Uber Technologies must stop operating its ride sharing service UberPop in Germany or pay a fine, a German court has ruled—but the ban could be short lived, a court spokesman said Tuesday.
The Frankfurt Regional Court granted taxi association Taxi Deutschland a preliminary injunction banning UberPop about a week ago, according to a court document published by German newswire DPA.
If Uber violates the injunction it could be fined up to €250,000 (about US$328,000) or its director could be imprisoned for up to six months.
Uber vowed to defy the ban. “Uber will continue its operations and will offer Uberpop ridesharing services via its app throughout Germany,” an Uber spokesman said in an email on Tuesday.
UberPop allows users of the Uber smartphone app to order rides from private drivers using their own cars, often at prices far below those charged by taxis.

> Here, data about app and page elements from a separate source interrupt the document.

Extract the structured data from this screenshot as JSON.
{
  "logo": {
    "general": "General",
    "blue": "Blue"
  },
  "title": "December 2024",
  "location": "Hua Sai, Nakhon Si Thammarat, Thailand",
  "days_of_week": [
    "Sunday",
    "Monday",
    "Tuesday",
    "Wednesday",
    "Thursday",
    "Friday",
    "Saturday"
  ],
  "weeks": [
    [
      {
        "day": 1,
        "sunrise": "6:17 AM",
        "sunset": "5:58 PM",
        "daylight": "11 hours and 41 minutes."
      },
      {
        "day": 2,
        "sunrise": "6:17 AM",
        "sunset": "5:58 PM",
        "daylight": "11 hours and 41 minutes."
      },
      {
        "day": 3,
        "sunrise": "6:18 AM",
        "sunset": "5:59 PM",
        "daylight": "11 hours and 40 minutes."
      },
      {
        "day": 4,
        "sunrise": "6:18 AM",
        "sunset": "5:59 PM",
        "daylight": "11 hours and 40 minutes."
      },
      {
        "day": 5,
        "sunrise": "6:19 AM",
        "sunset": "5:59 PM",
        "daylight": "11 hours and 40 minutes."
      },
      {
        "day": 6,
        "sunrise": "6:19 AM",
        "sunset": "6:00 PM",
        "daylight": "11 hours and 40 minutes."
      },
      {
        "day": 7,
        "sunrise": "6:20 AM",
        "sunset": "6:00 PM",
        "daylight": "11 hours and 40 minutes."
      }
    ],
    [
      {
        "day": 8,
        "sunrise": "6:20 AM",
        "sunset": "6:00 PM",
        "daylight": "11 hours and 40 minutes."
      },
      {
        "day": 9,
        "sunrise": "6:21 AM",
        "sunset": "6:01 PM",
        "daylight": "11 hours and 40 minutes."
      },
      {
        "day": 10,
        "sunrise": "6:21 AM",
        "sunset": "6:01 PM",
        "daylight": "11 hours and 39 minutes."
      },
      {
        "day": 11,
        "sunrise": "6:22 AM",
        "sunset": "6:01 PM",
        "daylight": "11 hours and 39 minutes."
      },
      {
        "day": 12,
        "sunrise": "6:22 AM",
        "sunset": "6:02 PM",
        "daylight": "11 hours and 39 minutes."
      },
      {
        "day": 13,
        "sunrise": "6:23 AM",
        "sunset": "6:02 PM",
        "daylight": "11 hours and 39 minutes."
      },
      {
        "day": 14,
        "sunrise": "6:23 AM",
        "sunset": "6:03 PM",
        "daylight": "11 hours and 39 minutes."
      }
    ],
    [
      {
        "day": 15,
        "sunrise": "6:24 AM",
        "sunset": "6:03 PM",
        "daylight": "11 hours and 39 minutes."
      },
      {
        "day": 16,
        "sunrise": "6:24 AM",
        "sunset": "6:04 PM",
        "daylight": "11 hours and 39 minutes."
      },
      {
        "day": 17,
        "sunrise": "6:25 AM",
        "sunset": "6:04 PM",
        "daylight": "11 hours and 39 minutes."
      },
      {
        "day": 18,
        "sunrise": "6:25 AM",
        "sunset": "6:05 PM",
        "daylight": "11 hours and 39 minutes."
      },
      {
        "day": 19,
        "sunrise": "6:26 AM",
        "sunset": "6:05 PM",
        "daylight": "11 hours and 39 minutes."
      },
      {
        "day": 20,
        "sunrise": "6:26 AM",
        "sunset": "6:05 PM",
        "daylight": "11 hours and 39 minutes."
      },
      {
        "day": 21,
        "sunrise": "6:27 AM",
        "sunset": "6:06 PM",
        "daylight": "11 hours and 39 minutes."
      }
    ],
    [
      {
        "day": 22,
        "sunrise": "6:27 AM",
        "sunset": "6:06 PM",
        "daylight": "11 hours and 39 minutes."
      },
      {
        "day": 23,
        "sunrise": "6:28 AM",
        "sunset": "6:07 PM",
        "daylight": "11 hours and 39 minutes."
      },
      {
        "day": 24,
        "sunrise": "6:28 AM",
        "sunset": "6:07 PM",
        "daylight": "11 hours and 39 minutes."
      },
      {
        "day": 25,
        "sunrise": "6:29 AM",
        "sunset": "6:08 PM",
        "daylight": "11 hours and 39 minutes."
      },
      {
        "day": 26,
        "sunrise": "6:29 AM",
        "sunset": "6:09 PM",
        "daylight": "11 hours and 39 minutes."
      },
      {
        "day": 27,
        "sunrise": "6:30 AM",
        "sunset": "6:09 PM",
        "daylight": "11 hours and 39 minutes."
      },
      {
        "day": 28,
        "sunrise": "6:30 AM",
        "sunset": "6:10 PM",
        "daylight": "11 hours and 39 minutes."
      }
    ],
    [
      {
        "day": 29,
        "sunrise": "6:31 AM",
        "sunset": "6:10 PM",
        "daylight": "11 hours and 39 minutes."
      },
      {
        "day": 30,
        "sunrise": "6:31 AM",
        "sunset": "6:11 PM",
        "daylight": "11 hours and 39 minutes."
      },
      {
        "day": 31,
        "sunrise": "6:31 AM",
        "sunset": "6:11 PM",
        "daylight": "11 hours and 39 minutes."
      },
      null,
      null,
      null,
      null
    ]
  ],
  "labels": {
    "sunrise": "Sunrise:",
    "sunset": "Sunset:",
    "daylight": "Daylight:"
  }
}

The court ruled that Uber violates Germany’s Passenger Transport Act because it mediates for people who don’t have a permit to transport people commercially.
Since the verdict, a preliminary injunction against Uber is in place in Germany, the court spokesman said. “At the moment Uber cannot mediate any rides,” he added.
However, Uber plans to appeal the case, a company spokesman said Tuesday, meaning that the ban may only last for a couple of days.
As part of its appeal, Uber can ask the court to suspend the preliminary injunction until the appeal is heard, the court spokesman said, adding that a decision whether to suspend the injunction or not usually takes “one or two days” from the moment the request is filed.